This invention relates to the joining of a newel post to the floor or tread of a stair, and the joining of a stair rail to the newel post by means which are not visible after the members are joined. This deck has the handrails fitted on the inside of the deck and also has a newel post fixed to the property. To repair a loose newel, bore a 1-inch-deep hole into the base of the post with a 1-inch-diameter spade bit. We always start with the Newel Post at the top of the Stairs, cut this post off 200mm above the Floor level.
You really need some sort of access from below with a bolt, if you are not willing to do a ceiling patch in the basement (its a BASEMENT after all), then you can do a floor patch, but it has to be solid. Then at the front of the Post where the Stair String enters the Post measure down to the top edge of the Stair String, this will be between 190mm and 210mm depending on the angle of the Stairs. I am very happy with the finished product, the only thing that we do not have finished is a base wrap that will be put on the bottom of each post. These holes are where the screws will go through to attach it to the bottom of the stair post and the floor.
In my research, I found that a popular way of securing a solid newel post is to drill a hole in the bottom of it and a matching hole in the stair tread (or floor) where it is mounted. Follow by drilling the newel post portion of the 7/32-inch hole with the 5/16-inch bit to make it wider, but stop widening the hole short of the stair frame. Sometimes these would go right into a finished floor but you don’t have a finished floor here because of the carpet.

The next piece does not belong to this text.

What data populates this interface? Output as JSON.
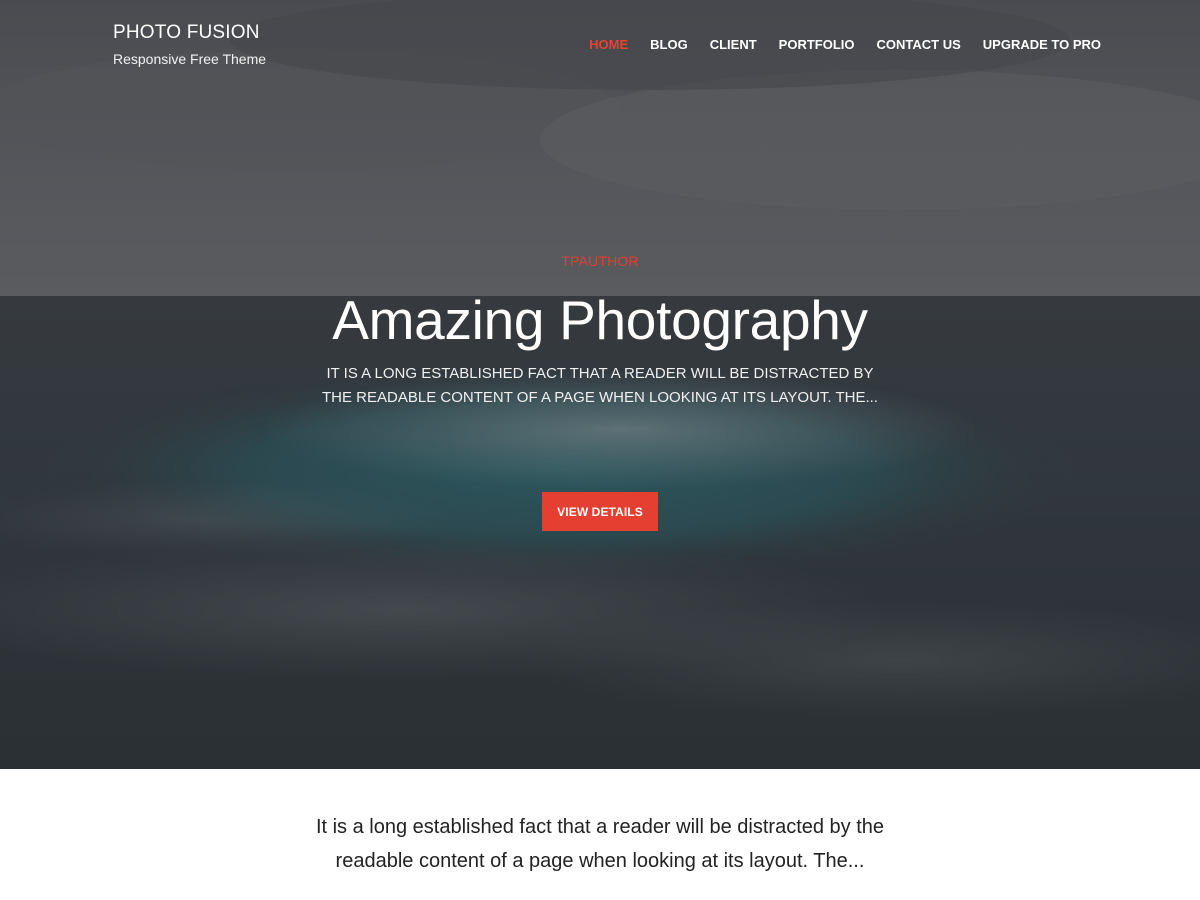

So, looking around, it seems you can get kit, like a double ended bolt, that enables you to cut the old post off at floor level, and screw a new one into the top of it. Seems simple enough. The means of fastening the bolt within the newel post so as to secure the railing therewith is accomplished by placement onto the bolt of a washer 14 and nut 15. In this method a steel plate with a keyhole is recessed into the finished floor and attached with screws. Drill holes in the concrete of the right diameter for lead shields using a masonry bit in a hammer drill. To attach the plate, we have to drill a pilot hole dead center in the bottom of the newel post.
This prevents the chuck of the drill from damaging the finish on the newel post. Once the holes are drilled, remove the template anchor and position the post and anchor over the holes for final attachment. Now loop a piece of Rope around the Ball on the top of the Posts and insert a small piece of Timber or a large Screwdriver in to the Rope and twist it until it is tight enough to pull the Posts tight against the Shoulders of the Tenons. Basically though, in this method a single hanger bolt is threaded into the floor (with appropriate backing).
While this method of newel post installation does require a plugged hole, the strength and durability it provides makes it well worth it in my mind. If you’re not as lucky as these homeowners and could mount your handrail post right down into the ground, then it’s a lot easier than you think to mount it to concrete. Cut the tread so it fits halfway around the 4×4 post on the new newel post base.
KITE WINDER A space saving feature made up of several triangular steps turning around a single newel post, requires a special newel type. Cover those screw heads with the baseboard you have wrapped around the bottom of the newel post. I’m not saying you can’t get a good secure connection with them (although I do think they make plumbing the post more difficult than it should be) I just really think they’re ugly.